If you need any help, give me a shout:)

Green Cross Code of Change

If I asked you to visualise a green cross, which way would you see it? Horizontal and vertical (+) or diagonally (x)?

If I asked you how do you see change, is it a positive thing or a negative thing, what would your answer be?

I asked myself these same questions. I chose horizontal and vertical (+) and I see change in a positive way. I always think if we keep doing the same thing, we always get the same results; but we can change one thing to make a big difference.

Then I started to look closer at the crosses and what they symbolised. To me , the horizontal and vertical cross is the ‘positive’ symbol or plus sign. It is also the medical symbol or first aid. The diagonal cross makes me think of when an answer was wrong in school and you would have an ‘X’ next to it, or a no entry sign, giving me the impression of it being a ‘negative’ symbol.

When young and being taught about how to cross the road safely, we learnt about the ‘green cross code’. As a child I always looked at the symbol for the green cross code (its an X) as being slightly negative in the way it needed respecting and to me at the time, it wasn’t particularly friendly. (I also thought the green cross code man was a little scary!) So, I decided to change it to a + symbol instead, paticularly as it looks more like a road to be crossed.

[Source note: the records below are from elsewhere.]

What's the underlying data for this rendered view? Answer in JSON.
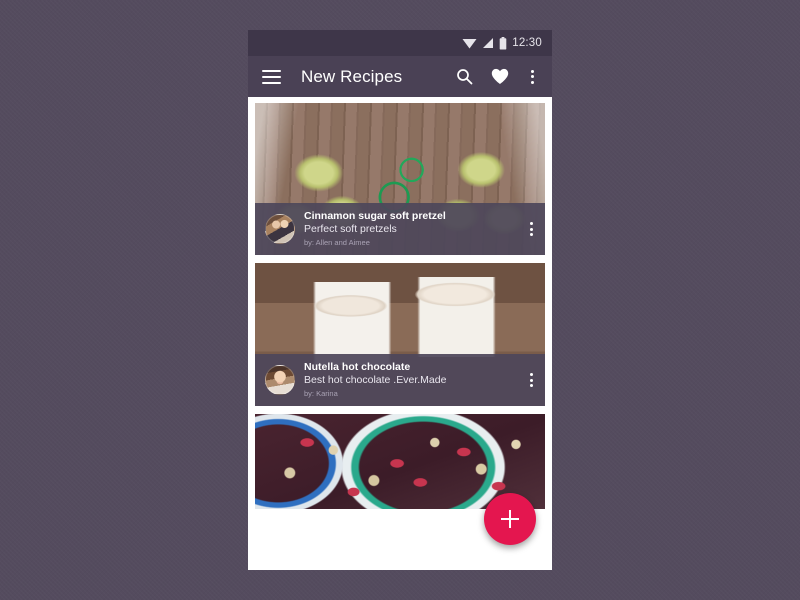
{
  "statusbar": {
    "time": "12:30",
    "icons": [
      "wifi-icon",
      "signal-icon",
      "battery-icon"
    ]
  },
  "appbar": {
    "title": "New Recipes",
    "menu_icon": "hamburger-icon",
    "search_icon": "search-icon",
    "favorite_icon": "heart-icon",
    "overflow_icon": "overflow-menu-icon",
    "background_color": "#4A4155"
  },
  "fab": {
    "label": "+",
    "icon": "plus-icon",
    "color": "#E4164F"
  },
  "colors": {
    "page_background": "#544B5E",
    "status_bar": "#3E3649",
    "app_bar": "#4A4155",
    "card_overlay": "#4E475A",
    "accent": "#E4164F"
  },
  "feed": {
    "cards": [
      {
        "title": "Cinnamon sugar soft pretzel",
        "subtitle": "Perfect soft pretzels",
        "author": "by: Allen and Aimee",
        "photo": "pretzels-on-wood-with-green-ribbon",
        "avatar": "avatar-allen-and-aimee",
        "menu_icon": "overflow-menu-icon"
      },
      {
        "title": "Nutella hot chocolate",
        "subtitle": "Best hot chocolate .Ever.Made",
        "author": "by: Karina",
        "photo": "two-mugs-of-hot-chocolate-with-marshmallows",
        "avatar": "avatar-karina",
        "menu_icon": "overflow-menu-icon"
      },
      {
        "title": "",
        "subtitle": "",
        "author": "",
        "photo": "granola-acai-bowls",
        "avatar": "",
        "menu_icon": ""
      }
    ]
  }
}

When teaching this to my son recently, it all came flooding back. First find a safe place to cross. Stop, look, listen, then cross but keep looking and listening. The more times we went over it, I started to realise that the code can also apply to making a change in our lives. I call it, The ‘Green Cross Code of Change’, and this is how we can use it…

So you want to make a positive change ‘to the other side of the road’ so to speak?

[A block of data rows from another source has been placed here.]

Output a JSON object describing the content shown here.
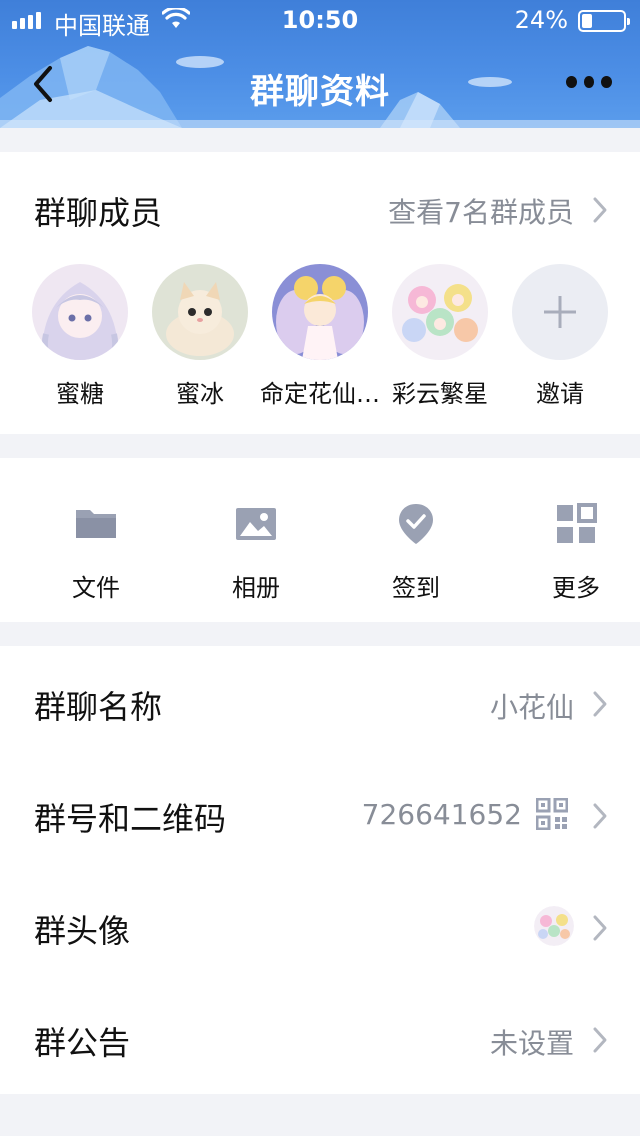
{
  "status_bar": {
    "carrier": "中国联通",
    "time": "10:50",
    "battery": "24%",
    "battery_level": 0.24,
    "icons": [
      "signal-icon",
      "wifi-icon",
      "battery-icon"
    ]
  },
  "nav": {
    "title": "群聊资料",
    "back_icon": "chevron-left-icon",
    "more_icon": "more-horizontal-icon"
  },
  "members_section": {
    "title": "群聊成员",
    "view_all": "查看7名群成员",
    "members": [
      {
        "name": "蜜糖"
      },
      {
        "name": "蜜冰"
      },
      {
        "name": "命定花仙…"
      },
      {
        "name": "彩云繁星"
      }
    ],
    "invite_label": "邀请"
  },
  "tools": [
    {
      "label": "文件",
      "icon": "folder-icon"
    },
    {
      "label": "相册",
      "icon": "image-icon"
    },
    {
      "label": "签到",
      "icon": "location-check-icon"
    },
    {
      "label": "更多",
      "icon": "grid-icon"
    }
  ],
  "info": {
    "name_label": "群聊名称",
    "name_value": "小花仙",
    "number_label": "群号和二维码",
    "number_value": "726641652",
    "avatar_label": "群头像",
    "notice_label": "群公告",
    "notice_value": "未设置"
  },
  "colors": {
    "header": "#4d8fe6",
    "icon_gray": "#9aa1b3",
    "text_secondary": "#888d97",
    "page_bg": "#f2f3f7"
  }
}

First find a safe place to cross. I see this as finding the right time in your current situation to commit to the change you want to make. This can play a vital role to the success or failure of the change.

Stop. We need to stop doing whatever it is we want to change first, in-order to start with the something new. When we change something in our lives, like a behaviour or a habit, we first need to understand that it was a learnt process in the first place. If we learn how to do something, we can also ‘un-learn’ it. But to do that, we need to have something to replace it with (ie. a new behaviour that you want to become the habit) However, its not like replacing a damaged chip in a computer circuit board where one is taken out and another put in to replace it and it all works fine. The new behaviour has to be learnt by practice, practice and more practice.

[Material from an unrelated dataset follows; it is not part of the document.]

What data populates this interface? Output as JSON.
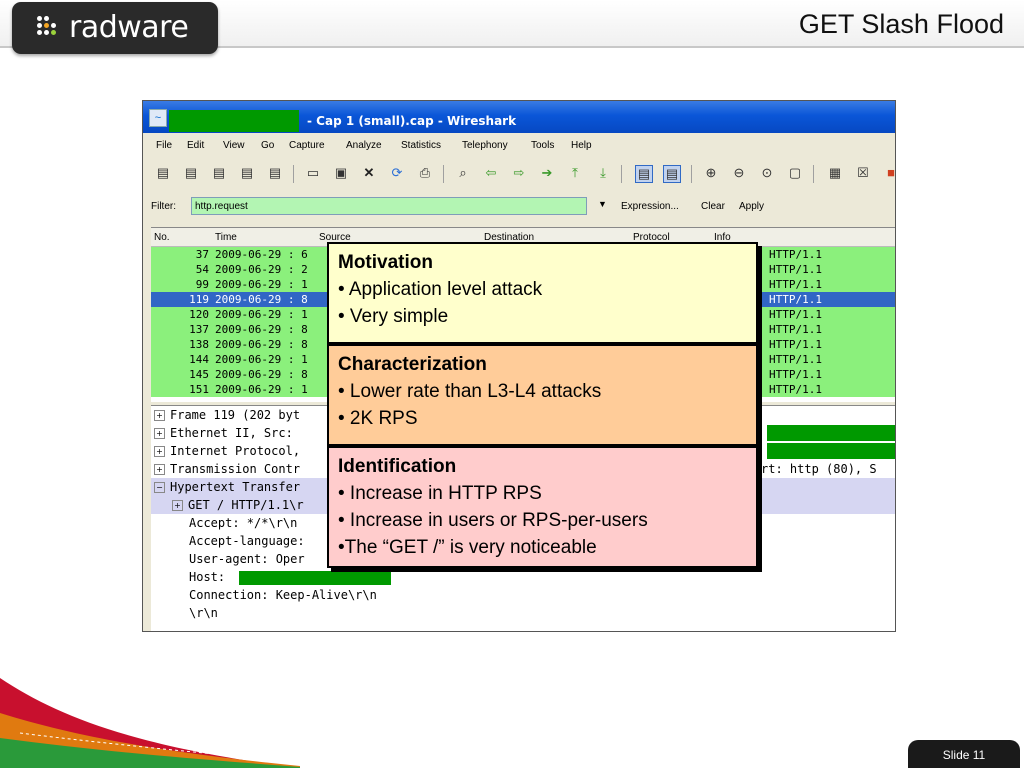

Look. This is a good time to look for opportunities to help with the change you are making, research it. Maybe try out the new behaviour when those opportunities arise. Look for information to help back up the new learning and other peoples success stories for inspiration.

Listen. Listen to the feedback you get, not just from those around you, but from your inner-self. Do an ecology check. Is it working? Are you proceeding in the right direction? Does it fit with your visualisation of your expectations? Do you need to adapt?

Cross. Once you have decided it is the right place and time to make a change, commit to it wholeheartedly. Don’t just ‘dip a toe’ in, or ‘I’ll see if it works’, or ‘I’ll try it’. As Yoda says in the movie Star Wars, ‘Do or do not, there is no try!’ If you don’t commit to that change it is less likely to happen, and you won’t achieve the outcome you are looking for. Commit to practicing that new change. Sometimes we need to exaggerate the new behaviour in our practice until it becomes easier, then with more practice the behaviour will become deeper embedded and more likely to stick and like second nature. This is when the old habit or behaviour has become obsolete and the new one has chance to shine.

Once you have ‘crossed your road’, keep looking forward, not backwards into the past, as that isn’t the way you are going!


Emma Murphy XC Training Lucy n Lizzy Part 01

Master your mind so your mind doesn’t master you! Training to build courage, consistency and confidence in the horse as the rider learns skills & techniques to control thoughts and emotions.